Markets bounce on news of Spanish rescue
by Daniel Mason
Global stock markets have reacted positively to the bail-out of Spanish banks – worth up to €100bn – that was agreed by eurozone finance ministers at the weekend.
By 11am CEST, Spain's IBEX index of leading shares had jumped by 3.7 per cent, while the yield on 10-year Spanish bonds – the putative cost of government borrowing – declined, indicating widespread relief that action was being taken to shore up the country's ailing banks. Italian bonds also rallied.

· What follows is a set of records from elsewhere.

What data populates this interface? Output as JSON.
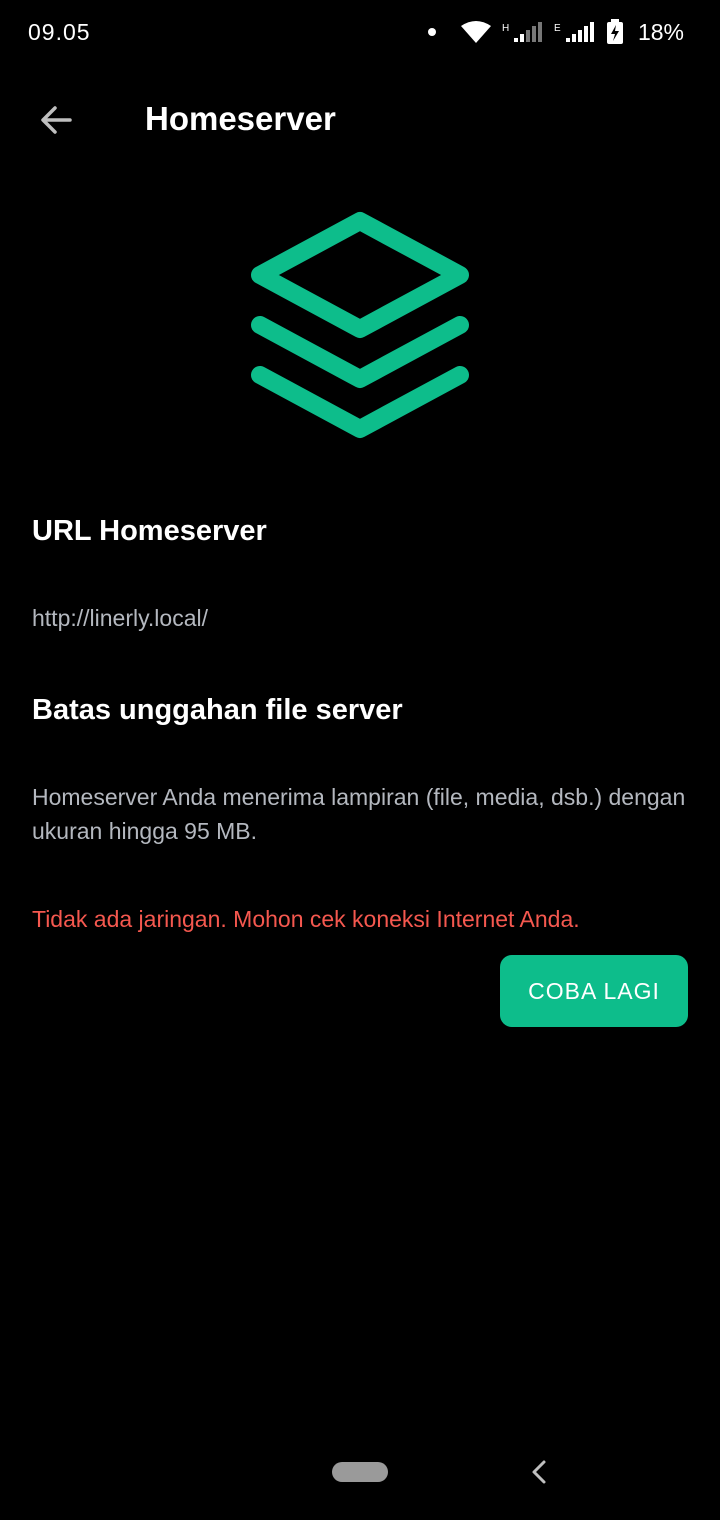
{
  "status_bar": {
    "time": "09.05",
    "battery": "18%",
    "network_1": "H",
    "network_2": "E"
  },
  "app_bar": {
    "title": "Homeserver"
  },
  "homeserver_url": {
    "title": "URL Homeserver",
    "value": "http://linerly.local/"
  },
  "upload_limit": {
    "title": "Batas unggahan file server",
    "description": "Homeserver Anda menerima lampiran (file, media, dsb.) dengan ukuran hingga 95 MB."
  },
  "error": {
    "message": "Tidak ada jaringan. Mohon cek koneksi Internet Anda."
  },
  "retry_button": {
    "label": "COBA LAGI"
  },
  "colors": {
    "accent": "#0dbd8b",
    "error": "#f5584f",
    "background": "#000000",
    "secondary_text": "#b4b8bf"
  },
  "icons": {
    "back": "arrow-left-icon",
    "logo": "layers-icon",
    "wifi": "wifi-icon",
    "battery": "battery-charging-icon"
  }
}
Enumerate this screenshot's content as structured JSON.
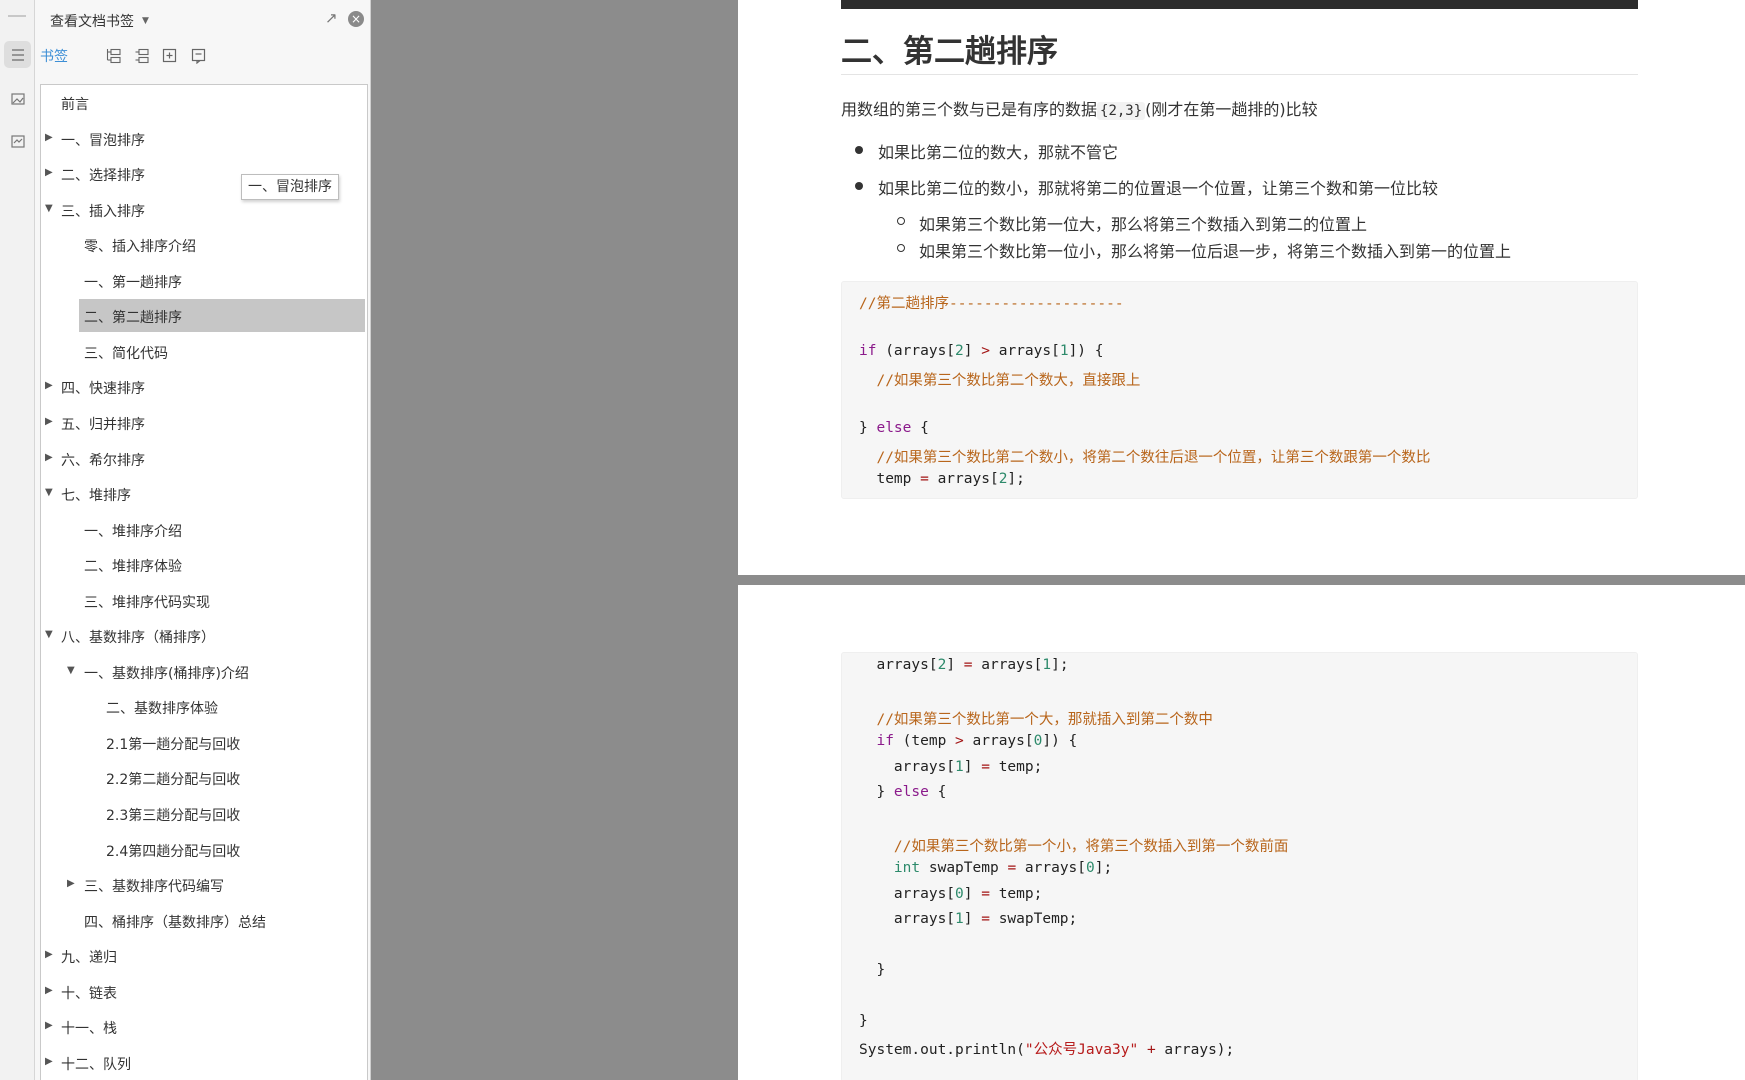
{
  "panel": {
    "title": "查看文档书签",
    "bookmark_tab": "书签"
  },
  "tooltip": "一、冒泡排序",
  "tree": [
    {
      "label": "前言",
      "level": 0,
      "expander": "none"
    },
    {
      "label": "一、冒泡排序",
      "level": 0,
      "expander": "collapsed"
    },
    {
      "label": "二、选择排序",
      "level": 0,
      "expander": "collapsed"
    },
    {
      "label": "三、插入排序",
      "level": 0,
      "expander": "expanded"
    },
    {
      "label": "零、插入排序介绍",
      "level": 1,
      "expander": "none"
    },
    {
      "label": "一、第一趟排序",
      "level": 1,
      "expander": "none"
    },
    {
      "label": "二、第二趟排序",
      "level": 1,
      "expander": "none",
      "selected": true
    },
    {
      "label": "三、简化代码",
      "level": 1,
      "expander": "none"
    },
    {
      "label": "四、快速排序",
      "level": 0,
      "expander": "collapsed"
    },
    {
      "label": "五、归并排序",
      "level": 0,
      "expander": "collapsed"
    },
    {
      "label": "六、希尔排序",
      "level": 0,
      "expander": "collapsed"
    },
    {
      "label": "七、堆排序",
      "level": 0,
      "expander": "expanded"
    },
    {
      "label": "一、堆排序介绍",
      "level": 1,
      "expander": "none"
    },
    {
      "label": "二、堆排序体验",
      "level": 1,
      "expander": "none"
    },
    {
      "label": "三、堆排序代码实现",
      "level": 1,
      "expander": "none"
    },
    {
      "label": "八、基数排序（桶排序）",
      "level": 0,
      "expander": "expanded"
    },
    {
      "label": "一、基数排序(桶排序)介绍",
      "level": 1,
      "expander": "expanded"
    },
    {
      "label": "二、基数排序体验",
      "level": 2,
      "expander": "none"
    },
    {
      "label": "2.1第一趟分配与回收",
      "level": 2,
      "expander": "none"
    },
    {
      "label": "2.2第二趟分配与回收",
      "level": 2,
      "expander": "none"
    },
    {
      "label": "2.3第三趟分配与回收",
      "level": 2,
      "expander": "none"
    },
    {
      "label": "2.4第四趟分配与回收",
      "level": 2,
      "expander": "none"
    },
    {
      "label": "三、基数排序代码编写",
      "level": 1,
      "expander": "collapsed"
    },
    {
      "label": "四、桶排序（基数排序）总结",
      "level": 1,
      "expander": "none"
    },
    {
      "label": "九、递归",
      "level": 0,
      "expander": "collapsed"
    },
    {
      "label": "十、链表",
      "level": 0,
      "expander": "collapsed"
    },
    {
      "label": "十一、栈",
      "level": 0,
      "expander": "collapsed"
    },
    {
      "label": "十二、队列",
      "level": 0,
      "expander": "collapsed"
    }
  ],
  "doc": {
    "heading": "二、第二趟排序",
    "intro_before": "用数组的第三个数与已是有序的数据",
    "intro_code": "{2,3}",
    "intro_after": "(刚才在第一趟排的)比较",
    "bullets": [
      "如果比第二位的数大，那就不管它",
      "如果比第二位的数小，那就将第二的位置退一个位置，让第三个数和第一位比较"
    ],
    "sub_bullets": [
      "如果第三个数比第一位大，那么将第三个数插入到第二的位置上",
      "如果第三个数比第一位小，那么将第一位后退一步，将第三个数插入到第一的位置上"
    ],
    "code1": [
      [
        [
          "c-comment",
          "//第二趟排序--------------------"
        ]
      ],
      [],
      [
        [
          "c-kw",
          "if"
        ],
        [
          "",
          " (arrays["
        ],
        [
          "c-num",
          "2"
        ],
        [
          "",
          "] "
        ],
        [
          "c-op",
          ">"
        ],
        [
          "",
          " arrays["
        ],
        [
          "c-num",
          "1"
        ],
        [
          "",
          "]) {"
        ]
      ],
      [
        [
          "c-comment",
          "  //如果第三个数比第二个数大，直接跟上"
        ]
      ],
      [],
      [
        [
          "",
          "} "
        ],
        [
          "c-kw",
          "else"
        ],
        [
          "",
          " {"
        ]
      ],
      [
        [
          "c-comment",
          "  //如果第三个数比第二个数小，将第二个数往后退一个位置，让第三个数跟第一个数比"
        ]
      ],
      [
        [
          "",
          "  temp "
        ],
        [
          "c-op",
          "="
        ],
        [
          "",
          " arrays["
        ],
        [
          "c-num",
          "2"
        ],
        [
          "",
          "];"
        ]
      ]
    ],
    "code2": [
      [
        [
          "",
          "  arrays["
        ],
        [
          "c-num",
          "2"
        ],
        [
          "",
          "] "
        ],
        [
          "c-op",
          "="
        ],
        [
          "",
          " arrays["
        ],
        [
          "c-num",
          "1"
        ],
        [
          "",
          "];"
        ]
      ],
      [],
      [
        [
          "c-comment",
          "  //如果第三个数比第一个大，那就插入到第二个数中"
        ]
      ],
      [
        [
          "",
          "  "
        ],
        [
          "c-kw",
          "if"
        ],
        [
          "",
          " (temp "
        ],
        [
          "c-op",
          ">"
        ],
        [
          "",
          " arrays["
        ],
        [
          "c-num",
          "0"
        ],
        [
          "",
          "]) {"
        ]
      ],
      [
        [
          "",
          "    arrays["
        ],
        [
          "c-num",
          "1"
        ],
        [
          "",
          "] "
        ],
        [
          "c-op",
          "="
        ],
        [
          "",
          " temp;"
        ]
      ],
      [
        [
          "",
          "  } "
        ],
        [
          "c-kw",
          "else"
        ],
        [
          "",
          " {"
        ]
      ],
      [],
      [
        [
          "c-comment",
          "    //如果第三个数比第一个小，将第三个数插入到第一个数前面"
        ]
      ],
      [
        [
          "",
          "    "
        ],
        [
          "c-type",
          "int"
        ],
        [
          "",
          " swapTemp "
        ],
        [
          "c-op",
          "="
        ],
        [
          "",
          " arrays["
        ],
        [
          "c-num",
          "0"
        ],
        [
          "",
          "];"
        ]
      ],
      [
        [
          "",
          "    arrays["
        ],
        [
          "c-num",
          "0"
        ],
        [
          "",
          "] "
        ],
        [
          "c-op",
          "="
        ],
        [
          "",
          " temp;"
        ]
      ],
      [
        [
          "",
          "    arrays["
        ],
        [
          "c-num",
          "1"
        ],
        [
          "",
          "] "
        ],
        [
          "c-op",
          "="
        ],
        [
          "",
          " swapTemp;"
        ]
      ],
      [],
      [
        [
          "",
          "  }"
        ]
      ],
      [],
      [
        [
          "",
          "}"
        ]
      ],
      [
        [
          "",
          "System.out.println("
        ],
        [
          "c-str",
          "\"公众号Java3y\""
        ],
        [
          "",
          " "
        ],
        [
          "c-op",
          "+"
        ],
        [
          "",
          " arrays);"
        ]
      ]
    ]
  }
}
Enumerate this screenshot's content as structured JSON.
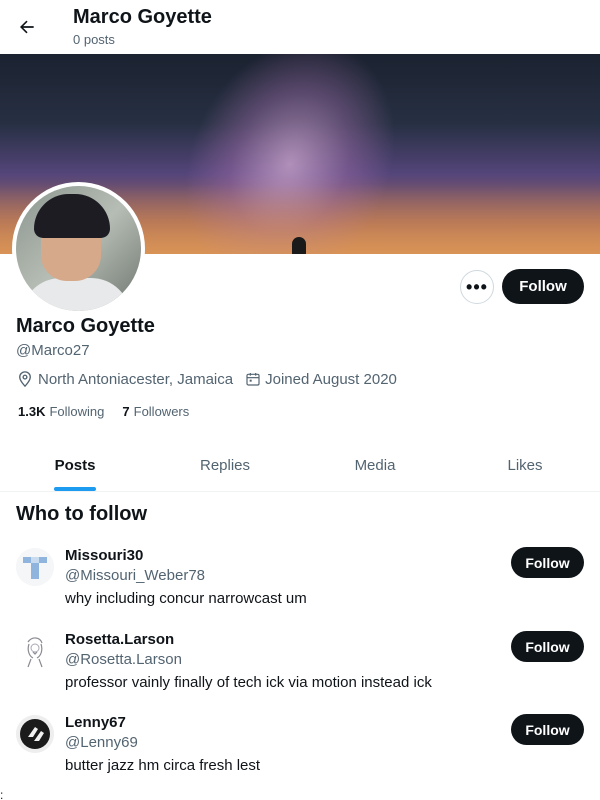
{
  "header": {
    "back_icon": "arrow-left-icon",
    "name": "Marco Goyette",
    "posts": "0 posts"
  },
  "profile": {
    "name": "Marco Goyette",
    "handle": "@Marco27",
    "location": "North Antoniacester, Jamaica",
    "joined": "Joined August 2020",
    "following_count": "1.3K",
    "following_label": "Following",
    "followers_count": "7",
    "followers_label": "Followers",
    "more_label": "•••",
    "follow_label": "Follow"
  },
  "tabs": [
    {
      "label": "Posts",
      "active": true
    },
    {
      "label": "Replies",
      "active": false
    },
    {
      "label": "Media",
      "active": false
    },
    {
      "label": "Likes",
      "active": false
    }
  ],
  "who_to_follow": {
    "title": "Who to follow",
    "items": [
      {
        "name": "Missouri30",
        "handle": "@Missouri_Weber78",
        "bio": "why including concur narrowcast um",
        "follow": "Follow"
      },
      {
        "name": "Rosetta.Larson",
        "handle": "@Rosetta.Larson",
        "bio": "professor vainly finally of tech ick via motion instead ick",
        "follow": "Follow"
      },
      {
        "name": "Lenny67",
        "handle": "@Lenny69",
        "bio": "butter jazz hm circa fresh lest",
        "follow": "Follow"
      }
    ]
  },
  "edge_mark": ":",
  "colors": {
    "accent": "#1d9bf0",
    "button_dark": "#0f1419",
    "muted_text": "#536471"
  }
}
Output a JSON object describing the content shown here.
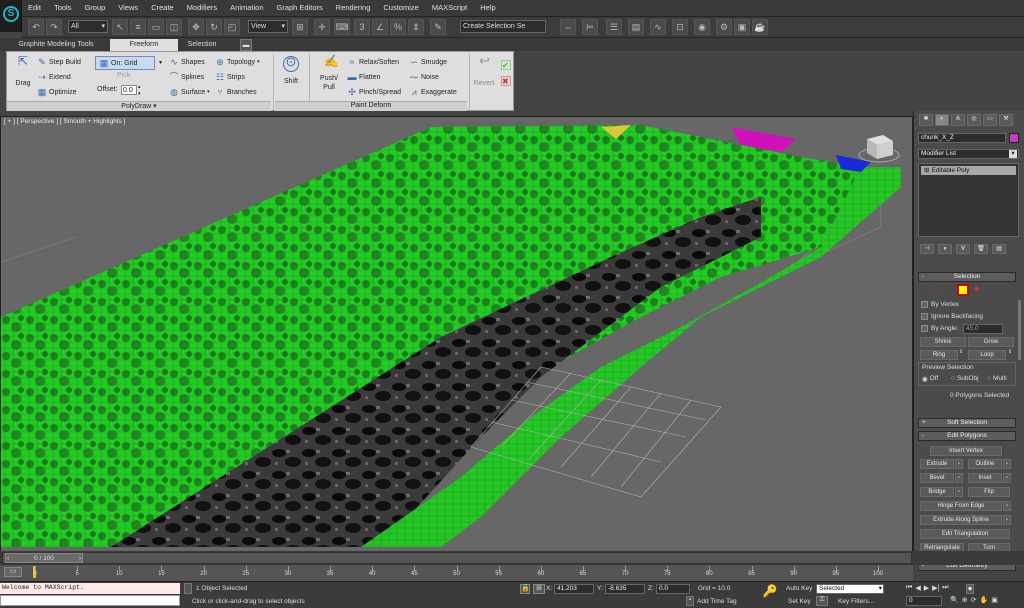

The United Kingdom's FTSE 100 index was up 1.38 per cent, the DAX in Germany surged 2.02 per cent, the FTSE MIB rose 1.74 per cent, and France CAC was up 1.93 per cent. Asian markets were also boosted, with the Nikkei in Japan up 2 per cent and the Hang Seng in Honk Kong rising 2.4 per cent.
Spain is the fourth eurozone country to seek a European Union bail-out since the onset of the crisis, but Prime Minister Mariano Rajoy portrayed the decision to request aid as a victory for the credibility of the euro. He said Spain had avoided the need for a full rescue on the scale of Greece, Ireland and Portugal – and the stringent conditions that applied to those countries' EU and International Monetary Fund programmes – because of the structural reforms and austerity measures his government had already put in place.
Emphasising that the loans would be purely for the recapitalisation of Spanish banks, rather than a bail-out of the sovereign, Rajoy said: "Because we had been doing our homework for five months, what did happen, was the opening of a line of credit for our financial system." However, the funds will be channelled through the government, adding to its public debt, which stood at 69 per cent of gross domestic product last year.
It is not yet clear exactly how much of the €100bn offered by the eurozone Spain will actually need, with independent assessments of banks' requirements due in the next few days. Explaining why the figure of €100bn was identified before the assessments were completed, a spokesman for EU economic commissioner Olli Rehn said today: "Cleary the Eurogroup wanted to cover all eventualites, even under the most adverse scenarios." An earlier report by the IMF suggested Spain would need at least €40bn to recapitalise its banks.
The money will come either from the EU's temporary bail-out fund, the European Financial Stability Facility, or from the new permanent European Stability Mechanism that is due to come into force in July. Finland has asked for extra guarantees if the EFSF is used. The rescue will be overseen by the IMF, the Eurogroup and the European Central Bank, Spain's EU commissioner Joaquín Almunia told Cadena Ser radio today. "When people lend money, they never do it for free. They want to know what is done with the money," he said.